Environmental concerns and Best Practices regarding airliners and airports are similar to those for any large institution such as a hospital but with a lesser degree of intensity unless there is an outbreak of a communicable disease. The typical airliner may contain from fifty to hundreds of people in a confined environment and therefore the same types of hazards exist as in any other type of confined environment with numerous people except the traveling public comes from a vast variety of areas and brings with them the viruses and other microorganisms that they have been exposed to at their point of departure and where they live. The airports at Chicago and Atlanta average about 250,000 people a day. That’s the size of a medium city in the United States. The airports have all of the support services that a city would normally have and also all of the potential problems. The environmental problems range from indoor air quality to environmental and occupational injuries to food security and protection to health care and infection control to insect and rodent control and use of pesticides to sewage disposal systems, solid waste, hazardous waste, water systems, noise, and on and on. If you read Chapter 8, “Healthcare Environment and Infection Control” and modify it for the concerns of the airport environment you will gain considerable knowledge on how best to prevent and mitigate environmental health, safety, and personal health problems.
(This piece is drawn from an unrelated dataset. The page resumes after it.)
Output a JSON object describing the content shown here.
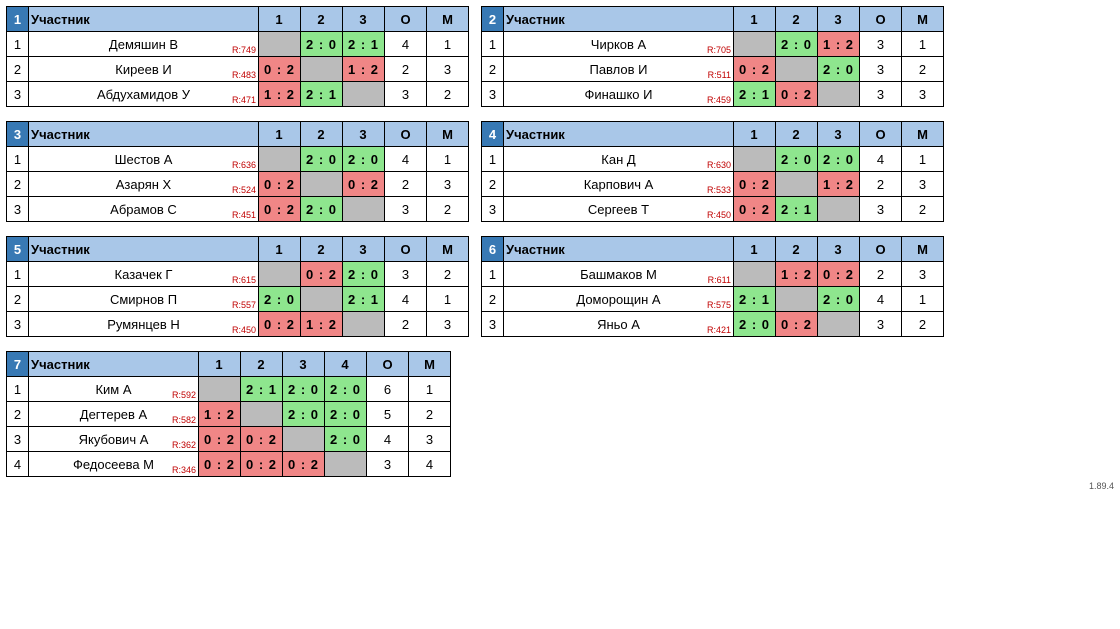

Air Pollutants Released by Aircraft
Aircraft engines emit small amounts of nitrogen oxides, organic gases, carbon dioxide, carbon monoxide, sulfur gases, particulate matter including metals, and unburnt hydrocarbons. (See endnote 28.) Follow new standards adopted by the US Environmental Protection Agency (EPA) for nitrogen oxide emissions from aircraft gas turbine engines. (See endnote 29.) New standards are also expected in the future for greenhouse gases, etc., from the US EPA.